  43. 2 points
    Was wondering the same thing about the threaded rod, hadn’t heard about the rice!!
  44. 2 points
    I've looked up thread since early this morning. I don't think my speculating reasons or scenarios would help. Should Charlie and Mark have stayed and sent other crew members off? I'm certain the contingencies were discussed among the crew and the decision made to best expedite the matter. The talk of the financial support for the team, could've weigh heavily with this decision. This appears to bare out - with the grassroot repairs with support from the local community - and not air transporting in a mast, rigging, appropriate sails and needed parts to fix the mechanical problems. Looks like Dana and Tony made the best of a tough situation in a remote location, where it's a hard scrabble for materials and resources.
  45. 2 points
    Had Vestas lost the mast around Nemo, for example, would they have been so quick to jettison all the rig and sails? Preserving hull integrity? Sea state didn't look that bad in the video. Or, had there been an Escouffier/Neti/Wardley type on board, might they have tried to salvage some of the rig and sails for a jury rig? Or, if the engine had given up 30 miles into a dash for Chile, would they have just waited for a rescue? Did being so close to the Falklands affect their decision? A salvaged jury rig might have put them much closer to Itajai by now. Certainly couldn't be any worse than what they came up with. Discuss.
  46. 2 points
    DRIFT Here is the Westsail mentioned in a Blog about the Volvo. https://interestingsailboats.blogspot.com/2018/03/vor-great-racing-at-horn.html And another crazy Pole circumnavigating via the Horn on a 22' https://interestingsailboats.blogspot.com/2018/04/circumnavigating-by-horn-on-maxus-22.html
  47. 2 points
    Renny, just found the Camper playlists. Right your are about the longitudinal. This is the driving vid:
  48. 2 points
    Depends how often you change the oil.
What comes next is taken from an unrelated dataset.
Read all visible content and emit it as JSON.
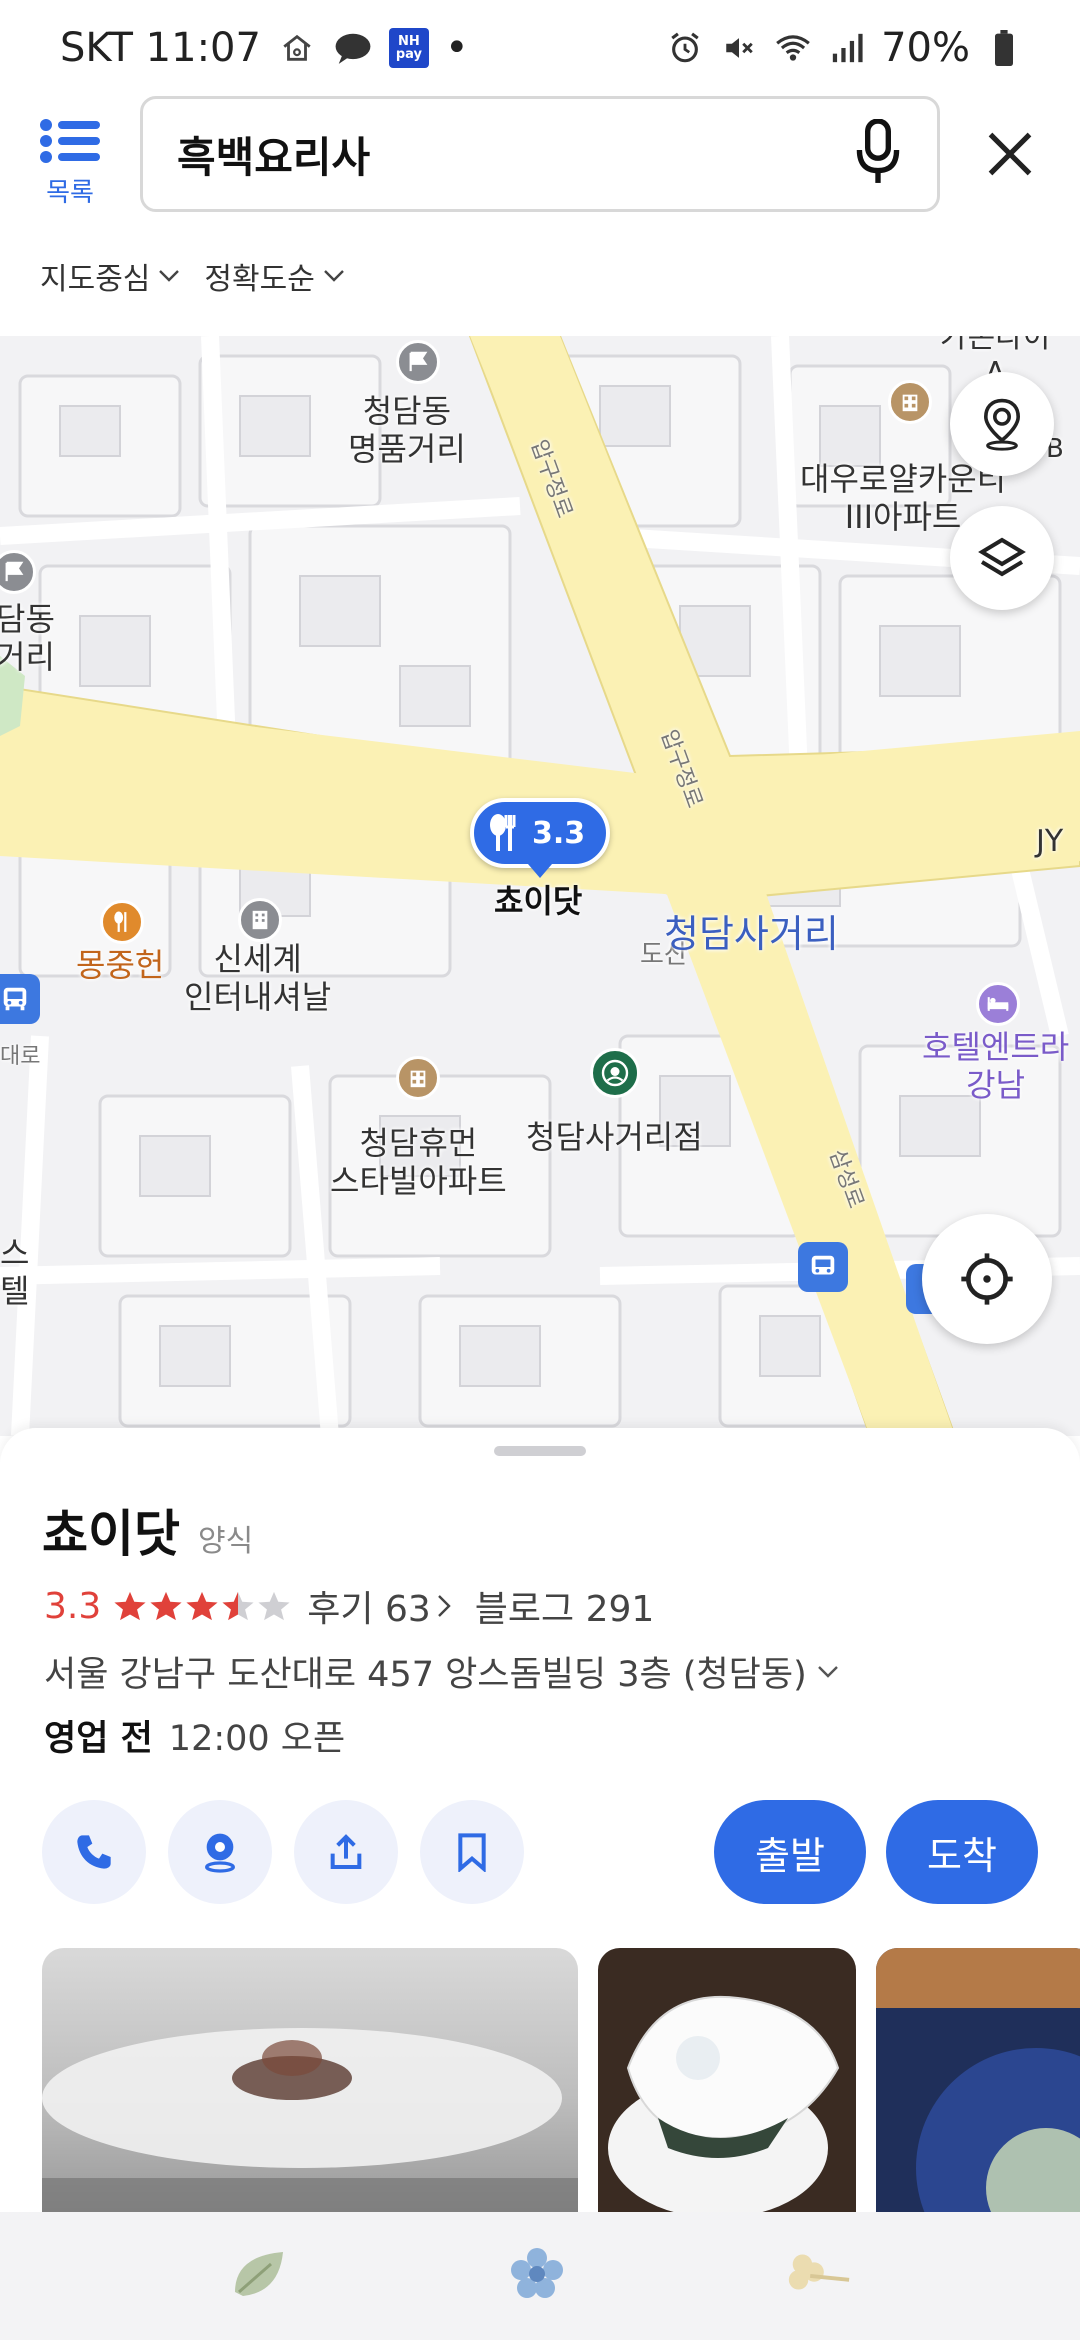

Modern sails need regular and frequent oil changes
  49. 2 points
    When most people sailed small boats the sport was cool and people could identify with it. After all the emphasis became big boats and regattas like the America's Cup which only rich white guys participated in, the sport became uncool.
  50. 2 points
    Billy, I think you are the only F-1fan in the world that thinks the cars are too loud.....